First, the “divine imperative”, as Augustine termed the creation of the world, is seen here in Christ’s powerful control over the life and death of His creatures.  We see that not only is this man the Messiah whose long awaited and desired coming had finally arrived, but he is the very Son of God who called creation into existence millennia prior to this moment.

Second, Lazarus’ rising from the dead was a sign of greater resurrection to come, especially that of Christ’s resurrection which was now only a short time away, and of course of our own resurrections once Christ comes again.  And it was also a sign that Jesus was who He claimed to be. Earlier in chapter five, Christ said this:

But the testimony that I have is greater than that of John. For the works that the Father has given me to accomplish, the very works that I am doing, bear witness about me that the Father has sent me. (John 5:36)

Third, the power of Christ is on full display in this amazing moment. D.A. Carson notes how some theologians remark that this power seemed to be so awful (awe-inspiring) that had He not specified the name of “Lazarus” that all dead people everywhere would have had to obey His fiat. This is a clear example of Christ calling us from the dead, and the irresistible nature of that call. His grace is so powerful and so effective, that when He calls you, He will not fail in His mission to bring you all the way from the kingdom of darkness into the kingdom of light.

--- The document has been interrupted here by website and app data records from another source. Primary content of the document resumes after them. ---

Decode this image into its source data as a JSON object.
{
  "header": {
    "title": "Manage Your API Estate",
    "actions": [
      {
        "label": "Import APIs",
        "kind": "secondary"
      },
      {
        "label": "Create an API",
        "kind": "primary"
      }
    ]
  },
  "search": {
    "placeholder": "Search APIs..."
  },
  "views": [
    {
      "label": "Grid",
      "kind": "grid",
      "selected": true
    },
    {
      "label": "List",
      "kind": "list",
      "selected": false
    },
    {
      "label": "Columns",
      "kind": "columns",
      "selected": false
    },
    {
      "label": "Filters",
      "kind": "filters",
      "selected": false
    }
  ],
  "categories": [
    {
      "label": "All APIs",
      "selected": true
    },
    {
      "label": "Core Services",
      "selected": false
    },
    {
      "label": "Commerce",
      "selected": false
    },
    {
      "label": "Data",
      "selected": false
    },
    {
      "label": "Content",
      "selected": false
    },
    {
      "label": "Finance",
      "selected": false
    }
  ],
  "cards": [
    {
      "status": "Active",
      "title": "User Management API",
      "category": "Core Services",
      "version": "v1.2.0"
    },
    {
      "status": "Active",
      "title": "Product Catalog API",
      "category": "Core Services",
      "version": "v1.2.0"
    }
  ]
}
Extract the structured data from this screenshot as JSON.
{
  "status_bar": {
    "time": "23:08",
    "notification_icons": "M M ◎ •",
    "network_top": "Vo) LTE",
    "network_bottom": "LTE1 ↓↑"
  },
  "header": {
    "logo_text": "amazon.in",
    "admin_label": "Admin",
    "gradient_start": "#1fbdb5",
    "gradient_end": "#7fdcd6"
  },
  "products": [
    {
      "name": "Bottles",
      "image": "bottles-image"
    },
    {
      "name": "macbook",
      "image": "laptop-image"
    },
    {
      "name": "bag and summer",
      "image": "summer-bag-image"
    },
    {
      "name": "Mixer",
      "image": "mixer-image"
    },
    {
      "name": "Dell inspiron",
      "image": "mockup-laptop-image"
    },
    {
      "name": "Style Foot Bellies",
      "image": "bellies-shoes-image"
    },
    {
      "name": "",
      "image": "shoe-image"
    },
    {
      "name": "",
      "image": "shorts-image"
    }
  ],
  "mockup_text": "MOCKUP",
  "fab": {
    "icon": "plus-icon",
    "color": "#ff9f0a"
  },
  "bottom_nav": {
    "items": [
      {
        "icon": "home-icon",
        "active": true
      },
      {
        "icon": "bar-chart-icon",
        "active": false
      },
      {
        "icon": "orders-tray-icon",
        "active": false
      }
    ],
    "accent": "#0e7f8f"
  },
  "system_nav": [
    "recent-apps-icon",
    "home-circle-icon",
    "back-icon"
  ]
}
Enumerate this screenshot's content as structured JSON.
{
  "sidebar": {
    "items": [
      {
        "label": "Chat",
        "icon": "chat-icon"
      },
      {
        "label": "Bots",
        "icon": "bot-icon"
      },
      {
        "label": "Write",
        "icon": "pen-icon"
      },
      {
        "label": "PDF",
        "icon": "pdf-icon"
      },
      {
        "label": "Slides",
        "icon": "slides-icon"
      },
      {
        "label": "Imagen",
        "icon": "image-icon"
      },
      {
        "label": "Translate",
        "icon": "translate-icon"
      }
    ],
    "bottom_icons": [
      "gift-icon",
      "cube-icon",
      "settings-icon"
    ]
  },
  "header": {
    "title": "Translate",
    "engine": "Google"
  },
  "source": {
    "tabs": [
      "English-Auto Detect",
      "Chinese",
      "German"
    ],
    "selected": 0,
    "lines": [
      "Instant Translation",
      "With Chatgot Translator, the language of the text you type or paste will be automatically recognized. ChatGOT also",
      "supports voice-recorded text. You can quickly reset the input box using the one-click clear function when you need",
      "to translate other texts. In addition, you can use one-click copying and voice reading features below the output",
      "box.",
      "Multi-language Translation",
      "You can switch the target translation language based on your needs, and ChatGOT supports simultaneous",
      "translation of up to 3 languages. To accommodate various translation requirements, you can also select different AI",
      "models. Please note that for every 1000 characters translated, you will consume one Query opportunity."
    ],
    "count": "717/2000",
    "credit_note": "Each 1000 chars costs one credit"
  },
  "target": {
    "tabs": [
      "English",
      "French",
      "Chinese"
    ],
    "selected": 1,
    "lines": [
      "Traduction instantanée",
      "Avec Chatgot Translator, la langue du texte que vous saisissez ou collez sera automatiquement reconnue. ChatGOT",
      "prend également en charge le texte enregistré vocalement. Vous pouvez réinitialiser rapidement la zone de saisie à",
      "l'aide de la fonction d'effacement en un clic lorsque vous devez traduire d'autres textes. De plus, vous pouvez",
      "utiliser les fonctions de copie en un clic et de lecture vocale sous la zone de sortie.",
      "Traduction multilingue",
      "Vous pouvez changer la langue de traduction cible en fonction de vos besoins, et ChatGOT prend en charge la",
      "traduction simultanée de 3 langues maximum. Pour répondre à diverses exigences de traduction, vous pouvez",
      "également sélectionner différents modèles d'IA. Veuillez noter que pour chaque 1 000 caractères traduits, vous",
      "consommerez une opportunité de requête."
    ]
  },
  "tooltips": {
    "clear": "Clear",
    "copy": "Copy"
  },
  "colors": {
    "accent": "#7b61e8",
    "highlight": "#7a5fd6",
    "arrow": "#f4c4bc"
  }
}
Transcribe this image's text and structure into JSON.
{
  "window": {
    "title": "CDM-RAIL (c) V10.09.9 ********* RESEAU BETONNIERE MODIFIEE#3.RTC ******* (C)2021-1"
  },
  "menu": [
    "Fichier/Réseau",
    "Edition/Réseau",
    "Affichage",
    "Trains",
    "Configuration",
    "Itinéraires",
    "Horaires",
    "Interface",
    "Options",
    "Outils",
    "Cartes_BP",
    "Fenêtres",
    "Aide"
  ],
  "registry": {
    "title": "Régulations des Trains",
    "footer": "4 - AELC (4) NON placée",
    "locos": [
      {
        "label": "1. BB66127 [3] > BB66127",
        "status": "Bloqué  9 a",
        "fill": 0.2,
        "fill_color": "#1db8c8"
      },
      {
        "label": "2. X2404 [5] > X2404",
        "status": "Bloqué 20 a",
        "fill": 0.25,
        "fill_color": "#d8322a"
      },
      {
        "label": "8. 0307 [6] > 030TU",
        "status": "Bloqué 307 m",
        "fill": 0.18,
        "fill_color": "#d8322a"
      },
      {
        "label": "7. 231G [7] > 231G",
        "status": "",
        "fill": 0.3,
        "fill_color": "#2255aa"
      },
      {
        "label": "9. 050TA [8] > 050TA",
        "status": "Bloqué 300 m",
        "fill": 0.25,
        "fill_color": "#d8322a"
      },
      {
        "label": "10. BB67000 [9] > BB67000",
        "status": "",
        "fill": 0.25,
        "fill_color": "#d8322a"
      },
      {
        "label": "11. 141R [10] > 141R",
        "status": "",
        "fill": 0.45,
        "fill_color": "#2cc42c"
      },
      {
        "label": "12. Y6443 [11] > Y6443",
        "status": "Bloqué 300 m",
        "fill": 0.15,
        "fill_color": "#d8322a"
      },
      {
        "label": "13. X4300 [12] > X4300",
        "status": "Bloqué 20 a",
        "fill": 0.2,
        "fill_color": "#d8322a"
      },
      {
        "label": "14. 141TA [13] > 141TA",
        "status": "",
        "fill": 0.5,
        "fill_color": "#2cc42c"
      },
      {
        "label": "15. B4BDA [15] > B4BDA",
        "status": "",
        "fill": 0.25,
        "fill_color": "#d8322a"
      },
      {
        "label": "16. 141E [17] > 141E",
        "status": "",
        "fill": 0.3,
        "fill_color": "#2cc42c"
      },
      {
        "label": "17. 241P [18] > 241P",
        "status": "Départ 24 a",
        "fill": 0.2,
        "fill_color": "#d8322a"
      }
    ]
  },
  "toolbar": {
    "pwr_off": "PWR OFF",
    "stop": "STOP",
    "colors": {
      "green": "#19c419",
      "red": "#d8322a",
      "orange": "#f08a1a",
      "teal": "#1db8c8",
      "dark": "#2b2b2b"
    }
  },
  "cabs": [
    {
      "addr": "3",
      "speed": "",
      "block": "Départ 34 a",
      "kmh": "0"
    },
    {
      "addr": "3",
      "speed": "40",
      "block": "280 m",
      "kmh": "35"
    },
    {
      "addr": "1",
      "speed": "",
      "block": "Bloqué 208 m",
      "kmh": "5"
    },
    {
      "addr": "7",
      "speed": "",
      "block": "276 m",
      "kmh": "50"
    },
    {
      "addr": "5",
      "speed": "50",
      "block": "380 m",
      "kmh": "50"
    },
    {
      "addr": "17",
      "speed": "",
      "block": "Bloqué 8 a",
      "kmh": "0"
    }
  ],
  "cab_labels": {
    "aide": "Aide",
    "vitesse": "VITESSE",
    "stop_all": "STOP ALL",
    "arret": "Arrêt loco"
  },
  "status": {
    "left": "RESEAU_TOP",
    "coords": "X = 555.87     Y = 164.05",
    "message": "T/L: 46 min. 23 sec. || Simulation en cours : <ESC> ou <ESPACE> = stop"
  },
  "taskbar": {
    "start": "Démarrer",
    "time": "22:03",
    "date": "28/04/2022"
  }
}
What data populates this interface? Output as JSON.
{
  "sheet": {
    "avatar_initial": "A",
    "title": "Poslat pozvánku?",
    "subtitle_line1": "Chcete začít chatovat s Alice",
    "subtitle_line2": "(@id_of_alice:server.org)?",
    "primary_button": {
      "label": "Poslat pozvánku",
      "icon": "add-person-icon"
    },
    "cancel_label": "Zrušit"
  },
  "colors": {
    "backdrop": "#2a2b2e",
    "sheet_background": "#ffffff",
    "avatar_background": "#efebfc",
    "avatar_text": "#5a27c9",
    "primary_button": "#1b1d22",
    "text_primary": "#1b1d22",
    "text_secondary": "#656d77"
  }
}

Lastly, as Christ raised Lazarus from the dead, it was a clear indication that the kingdom of God was upon them. Christ was ushering in His spiritual kingdom in a way that no man could deny. George Ladd once said that, “…the Kingdom of God is the redemptive reign of God dynamically active to establish his rule among men, and that this Kingdom, which will appear as an apocalyptic act at the end of the age, has already come into human history in the person and mission of Jesus to overcome evil, to deliver men from it’s power, and to bring them into the blessings of God’s reign The Kingdom of God involves two great moments: fulfillment within history, and consummation at the end of history.”